It’s been so long since I’ve brewed beer (~10 months?) that I may have forgotten how to do it. But, as with all recipes I’ve done, let’s start with the recipe – and onto Brewer’s Friend! Continue reading “#101: Chocolate Stout – 10.1.17 Update”
Learning is good. And there’s nothing like experience to help you learn – unless of course it’s learning from some one else’s experiences. Here’s what I’ve learned:
I’ve been making a bunch of pies lately – mostly because I need it. And I can share one take-away: give me corn starch or give me death. Continue reading “Let Them Eat Pie”
For dad’s birthday, I made brisket. He’s never had my brisket before. So, I’d like to get his first brisket I’ve made for him right. Let’s review our best practices from my previous posts/notes for To-Do’s for this cook.
My notes for future reference – pretty much the main reason I’m putting all this stuff down.
So, I know this is a beer blog but…
I just threw the de-boned leg of lamb on at 2:56 p.m. My target temp is 145 degrees. I’ll use this post as notes going forward. Smoker temp is 225 degrees. But the Traeger temp does fluctuate wildly.
Making one gallon batches of beer is a lot of work – for just a little bit of beer. In an effort to cut down on the amount of work per brew, I’m trying a few things:
A Note on Extracts

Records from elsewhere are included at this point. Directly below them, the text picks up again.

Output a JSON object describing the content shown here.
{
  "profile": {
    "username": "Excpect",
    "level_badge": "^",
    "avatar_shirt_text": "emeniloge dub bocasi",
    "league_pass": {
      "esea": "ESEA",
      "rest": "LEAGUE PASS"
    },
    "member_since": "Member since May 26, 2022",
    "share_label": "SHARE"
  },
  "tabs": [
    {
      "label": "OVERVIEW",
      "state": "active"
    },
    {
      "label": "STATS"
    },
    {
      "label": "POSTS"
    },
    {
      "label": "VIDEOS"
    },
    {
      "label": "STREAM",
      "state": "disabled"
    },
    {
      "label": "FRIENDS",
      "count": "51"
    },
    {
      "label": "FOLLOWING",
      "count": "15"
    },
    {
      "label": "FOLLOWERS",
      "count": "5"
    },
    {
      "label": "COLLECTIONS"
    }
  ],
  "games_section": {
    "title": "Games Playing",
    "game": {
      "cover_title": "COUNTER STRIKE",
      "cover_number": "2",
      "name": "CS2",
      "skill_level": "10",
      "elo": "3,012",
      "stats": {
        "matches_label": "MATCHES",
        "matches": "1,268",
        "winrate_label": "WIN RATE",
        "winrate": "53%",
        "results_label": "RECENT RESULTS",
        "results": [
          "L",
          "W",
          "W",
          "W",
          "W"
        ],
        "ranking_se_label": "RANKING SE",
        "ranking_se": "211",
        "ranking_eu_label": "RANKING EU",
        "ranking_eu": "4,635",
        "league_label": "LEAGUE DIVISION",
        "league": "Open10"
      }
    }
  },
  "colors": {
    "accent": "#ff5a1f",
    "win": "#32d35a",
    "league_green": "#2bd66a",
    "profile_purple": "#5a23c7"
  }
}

This recipe called for vanilla extract. And it worked beautifully. When enjoyed shortly after the bottling, the beer’s thickness in combination with the vanilla extract reminded me of Belching Beaver’s Peanut Butter Milk Stout. But, then something strange happened over time: the vanilla extract notes faded. This has been my experience using add-ins across the board; what is one day an amazing addition of flavor, shortly turns into nothingness. So, the takeaway from this recipe is: enjoy shortly after bottling. This beer does not lend itself well to aging – because what makes it so special (the vanilla extract) fades so quickly. I’ve updated my best practices post accordingly.